The summer issue of the N-News Magazine should be in your mailbox by now. Read Robbie Tonneberger’s fond recollection of farming with his family’s 8N, Jubilee and 971, and his barn-building adventure with his beloved 1959 881. Steve Dabrowski demystifies the replacement of a steering sector gear with his illustrated how-to. And Bob Nelson waxes poetic about rediscovering his beloved childhood 1948 8N after too much time apart. And Wayne Musser takes a look at his 1954 NAA. You’ll also find reader stories, book reviews, the latest tractor trader and classifieds, and enough display ads to help you get your vintage Ford back in the field. Didn’t get your summer issue? Subscribe or renew today!

Signs of Spring

By George Blosser. Growing up on our family ranch in California, I learned to drive our family’s 2N Ford tractor at a very young age. Some 55 years later I tried to locate our original family tractor by going to its last know owner and ask, “Whatever happened to our family’s 2N?” Regrettably no one knew the answer. I gave up looking for that one and started a search for an 8N. I located one in the State of Arkansas and purchased the tractor. A restoration process was immediately started to return the tractor to its original condition, as when delivered from the factory in 1952. Today the 8N is officially retired from farm work and is used primarily as … Continue reading

Thrift: Getting By & Making the Most of What You Have

Gardner Waldeier's Ford 641 under the shed

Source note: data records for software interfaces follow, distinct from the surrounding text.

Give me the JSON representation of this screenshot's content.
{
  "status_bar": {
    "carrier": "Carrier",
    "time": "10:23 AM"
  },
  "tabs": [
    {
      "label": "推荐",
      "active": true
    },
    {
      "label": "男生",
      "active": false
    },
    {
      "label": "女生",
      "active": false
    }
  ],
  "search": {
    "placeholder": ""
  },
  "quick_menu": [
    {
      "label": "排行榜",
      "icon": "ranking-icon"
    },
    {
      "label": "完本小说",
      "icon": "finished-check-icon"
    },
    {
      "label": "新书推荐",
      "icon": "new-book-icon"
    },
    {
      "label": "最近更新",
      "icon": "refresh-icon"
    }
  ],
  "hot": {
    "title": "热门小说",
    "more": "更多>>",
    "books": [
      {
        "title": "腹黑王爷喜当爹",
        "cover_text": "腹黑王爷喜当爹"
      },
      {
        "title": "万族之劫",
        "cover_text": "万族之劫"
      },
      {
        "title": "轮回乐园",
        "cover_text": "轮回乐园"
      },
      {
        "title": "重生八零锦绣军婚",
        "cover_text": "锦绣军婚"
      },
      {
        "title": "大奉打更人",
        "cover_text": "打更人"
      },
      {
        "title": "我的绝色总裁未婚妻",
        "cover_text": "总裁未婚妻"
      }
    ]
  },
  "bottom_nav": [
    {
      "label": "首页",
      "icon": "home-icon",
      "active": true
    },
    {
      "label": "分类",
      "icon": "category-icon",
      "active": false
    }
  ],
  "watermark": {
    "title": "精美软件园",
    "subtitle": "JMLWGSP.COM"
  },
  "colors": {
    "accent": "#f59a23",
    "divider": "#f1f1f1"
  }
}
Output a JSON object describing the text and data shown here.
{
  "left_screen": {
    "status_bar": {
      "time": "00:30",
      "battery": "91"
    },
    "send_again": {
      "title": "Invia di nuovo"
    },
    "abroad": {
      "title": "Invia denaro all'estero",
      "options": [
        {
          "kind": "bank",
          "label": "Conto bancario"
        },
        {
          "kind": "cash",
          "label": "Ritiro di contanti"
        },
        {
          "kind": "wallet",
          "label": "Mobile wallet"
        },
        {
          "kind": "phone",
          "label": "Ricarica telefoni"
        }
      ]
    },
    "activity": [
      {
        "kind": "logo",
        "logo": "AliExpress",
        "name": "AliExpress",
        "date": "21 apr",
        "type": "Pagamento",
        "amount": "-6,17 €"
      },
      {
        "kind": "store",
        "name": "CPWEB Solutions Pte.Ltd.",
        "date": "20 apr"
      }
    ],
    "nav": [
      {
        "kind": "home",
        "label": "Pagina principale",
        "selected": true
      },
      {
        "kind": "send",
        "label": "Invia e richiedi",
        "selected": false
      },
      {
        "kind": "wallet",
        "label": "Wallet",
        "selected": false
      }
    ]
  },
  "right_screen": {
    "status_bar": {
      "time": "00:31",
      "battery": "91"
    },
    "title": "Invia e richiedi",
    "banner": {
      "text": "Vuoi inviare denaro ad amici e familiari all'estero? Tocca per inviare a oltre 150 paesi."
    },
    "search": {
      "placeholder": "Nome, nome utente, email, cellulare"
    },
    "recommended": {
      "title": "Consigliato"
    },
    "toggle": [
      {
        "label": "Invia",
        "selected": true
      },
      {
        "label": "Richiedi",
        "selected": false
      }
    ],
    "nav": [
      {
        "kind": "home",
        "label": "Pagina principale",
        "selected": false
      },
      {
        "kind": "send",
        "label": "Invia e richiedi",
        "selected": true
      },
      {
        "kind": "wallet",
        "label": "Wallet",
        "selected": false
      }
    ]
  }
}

By Gardner Waldeier. Published in the Winter N-News issue Jan-Feb-March 2016, Volume 31 Number 1 Thrift. Making due with what is available is paramount these days. In taking over the 1799 farmhouse where I grew up, I’m finding no lack of ways to fill the short winter days in Maine. I built a lean-to style pole barn off the end of the house recently and did the whole project for around ten dollars. I needed a good dry place to keep my tractor and set to making that thought a reality.

A Couple of Ns and a Trailer

Bill Wells and son Peter

My dad, Bill Wells, had a desk job in the Boston financial district. Then in 1936, mom and dad bought an old dairy farm in Massachusetts. But dad was not interested in dairy barn hook ups – he wanted to raise poultry! And we needed a tractor. Dad found a used 9N and a new farm trailer. It was on the N that I had my first driving lesson at age eleven! When he retired, he moved to a family farm in New Hampshire and another 8N took over the mowing work. Here’s our story. Continue reading

EZ Front Weights

Mowing season comes early in my part of Florida. But when I get my mower raised, the front end gets light and the front wheels come off the loading ramps! I needed some weight up front but I checked the tractor budget: there wasn’t much money for weights. My answer: cement weights. Luckily I had around the shop an old animal feed tub! . I thought, “Wow, that would make a nice round weight!” Continue reading

Tractors Are Good For the Soul!

Lauran Paine

Our tractor wasn’t just about work on the farm. It was about hayrides and picnics, too. I can’t think of those things and not smile. Now I use it for parades and teaching the grandkids about old tractors. But I recently restored my harrow – a Dearborn-Towner Model 11-29 – and now when I drive my tractor, the sights, sounds, vibration and even the rattle of the harrow take me right back to 1961. “Magical,” I say. “Old tractors are good for the soul!” Continue reading

Workers: A 9N Movin’ Feed & Snow

Daniel Howe's 1940 9N takes a breather.

In the summer of 2005, we picked up a 1940 Ford 9N to help out around our 15 acre farm. I knew we needed the tractor to carry round bales to feed our horses, but I also needed it to plow snow. Front mounted snow blades seem to be as scarce as hens teeth and they also use the 3 point arms to get their lift. I set out to design my own reliable plow. Continue reading